The Phenomenally Indecisive Book Club Reading List for February, March, April, and May
I decided to map out the few months for the book club. I’ve tried to plan out the books 2-3 months in advance in the past, and it has worked well for those dealing with long wait lists at libraries. As much as I would like to plan out the year in advance, I won’t. Too many great books pop up out of nowhere for me to make that kind of commitment!
February you already know is Junot Diaz’s short story collection This is How You Lose Her. Yunior, the common thread throughout all the stories, is the narrator in Diaz’s The Brief Wondrous Life of Oscar Wao, which won the Pulitzer Prize. If you have the time to read it before This is How You Lose Her, I would recommend you do. Yunior is such a charming, engaging Lothario of a character. You can’t hate him even for all his indiscretions. I think Junot Diaz wrote this collection of short stories not just because people wanted more Yunior–I think Junot Diaz wanted more Yunior, too.
Fun fact: February is the 1 year anniversary of the book club!
I was going to say that I picked something totally different for March, but every book I’ve picked has been totally different. How about this: this one is really different. This is our first–and perhaps only–book for middle school children. The PIBC has forced me to pay more attention to the what is happening in the world of publishing, and I couldn’t ignore the awards this book has won.
School Library Journal Best of Children’s Books 2012
Kirkus Reviews Best of Children’s Books 2012
Amazon 2012 Best Books of the Year, Middle Grade
Chicago Public Library Best of the Best 2012
New York Public Library 100 Books for Reading and Sharing, 2012
Cybils shortlist, 2012 middle grade fantasy (Children’s and Young Adult Bloggers’ Literary Awards)
Texas Bluebonnet Award, 2013-14 Master List
2012 Nerdies Book Award, middle grade fiction
Starred Review, Kirkus Reviews:
“How Ivan confronts his harrowing past yet stays true to his nature exemplifies everything youngsters need to know about courage.”
Starred Review, School Library Journal:
“The characters will capture readers’ hearts and never let go. A must-have.”

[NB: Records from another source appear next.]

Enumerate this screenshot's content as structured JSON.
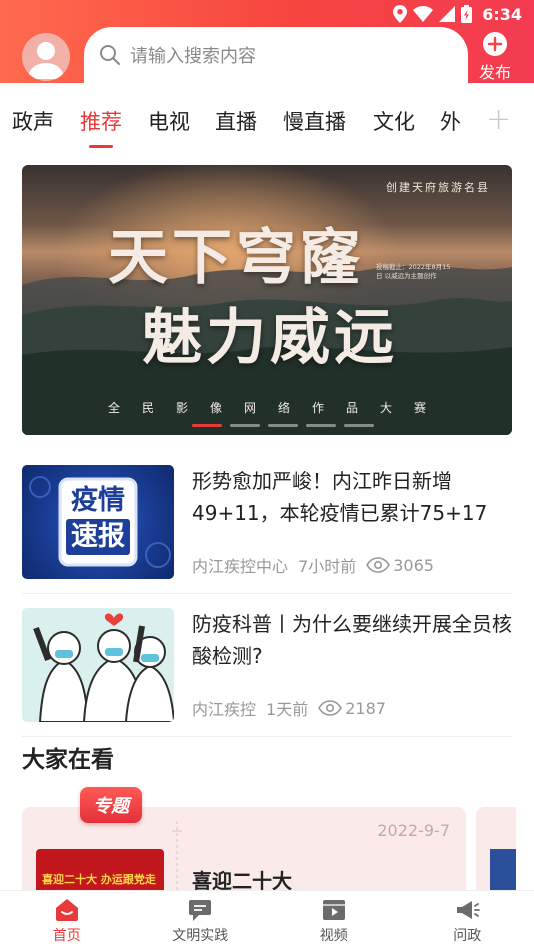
{
  "status_bar": {
    "time": "6:34"
  },
  "header": {
    "search_placeholder": "请输入搜索内容",
    "publish_label": "发布"
  },
  "tabs": [
    {
      "label": "政声",
      "active": false
    },
    {
      "label": "推荐",
      "active": true
    },
    {
      "label": "电视",
      "active": false
    },
    {
      "label": "直播",
      "active": false
    },
    {
      "label": "慢直播",
      "active": false
    },
    {
      "label": "文化",
      "active": false
    },
    {
      "label": "外",
      "active": false
    }
  ],
  "banner": {
    "tag": "创建天府旅游名县",
    "title_line1": "天下穹窿",
    "title_line2": "魅力威远",
    "deadline": "投稿截止：2022年8月15日 以威远为主题创作",
    "subtitle": "全民影像网络作品大赛",
    "slide_count": 5,
    "active_slide": 1
  },
  "news": [
    {
      "thumb_text_line1": "疫情",
      "thumb_text_line2": "速报",
      "title": "形势愈加严峻！内江昨日新增49+11，本轮疫情已累计75+17",
      "source": "内江疾控中心",
      "time": "7小时前",
      "views": "3065"
    },
    {
      "title": "防疫科普丨为什么要继续开展全员核酸检测?",
      "source": "内江疾控",
      "time": "1天前",
      "views": "2187"
    }
  ],
  "section": {
    "title": "大家在看",
    "card": {
      "badge": "专题",
      "date": "2022-9-7",
      "title": "喜迎二十大",
      "thumb_text": "喜迎二十大 办运跟党走"
    }
  },
  "bottom_nav": [
    {
      "label": "首页",
      "active": true,
      "icon": "home-icon"
    },
    {
      "label": "文明实践",
      "active": false,
      "icon": "chat-icon"
    },
    {
      "label": "视频",
      "active": false,
      "icon": "video-icon"
    },
    {
      "label": "问政",
      "active": false,
      "icon": "megaphone-icon"
    }
  ],
  "colors": {
    "accent": "#e83a3a",
    "header_start": "#ff6a4d",
    "header_end": "#f43b52"
  }
}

Starred Review, Bulletin of the Center for Children’s Books:
“Discover an animal hero that will take his place with other courageous and beloved animals such as Babe, Mrs. Frisby, Charlotte and Wilbur. Adults reading this aloud with children will find it just as rewarding.”
“The best book of 2012.”
–John Schumacher (Watch. Connect. Read. blogger and 2014 Newbery committee member) and Travis Jonker (School Library Journal blogger, 100 Scope Notes, and 2014 Caldecott committee member)
“Beautifully written, intelligent, and brave book…Quite simply, this story is life-changing.”
–Patricia MacLachlan, Newbery Medalist, Sarah, Plain and Tall
“The One and Only Ivan will break your heart–and then, against all odds, mend it again.”
–Gary D. Schmidt, Newbery Honor author of The Wednesday Wars
“Kindness and its ability to change lives shines through on every single page of this book.”
–Kathi Appelt, Newbery Honor author of The Underneath
I’m only guessing, but it seems to be the Charlotte’s Web for Mikey’s generation. You know what? It doesn’t matter because this video slayed me. (If the video doesn’t show up, check back because I’ll reinsert it in the morning. Stupid internet.)
Okay, The Shoemaker’s Wife could be a giant pile of rotten tomatoes for all I know. I picked it for the very pretty cover. I was searching for some good historical fiction, and this book popped up. In reading the description I don’t know if I would call it historical fiction, but it seems interesting. Also, the cover.
Kindle users: It’s now on sale for $2.99! (81% off!) Buy here.
For all the hyper self-analysis I do, personal development books usually make me scrunch my nose. That said, I like Brené Brown and what she has to say. Her video on shame and vulnerability is a favorite. I’m going to give Daring Greatly a chance because I trust the author to do a good job with the subject matter and teach me everything I need to know about moving past perfectionism. Here is the book trailer.
That’s it! Four months of books. I hope you like the picks. Heck, I hope I like the picks.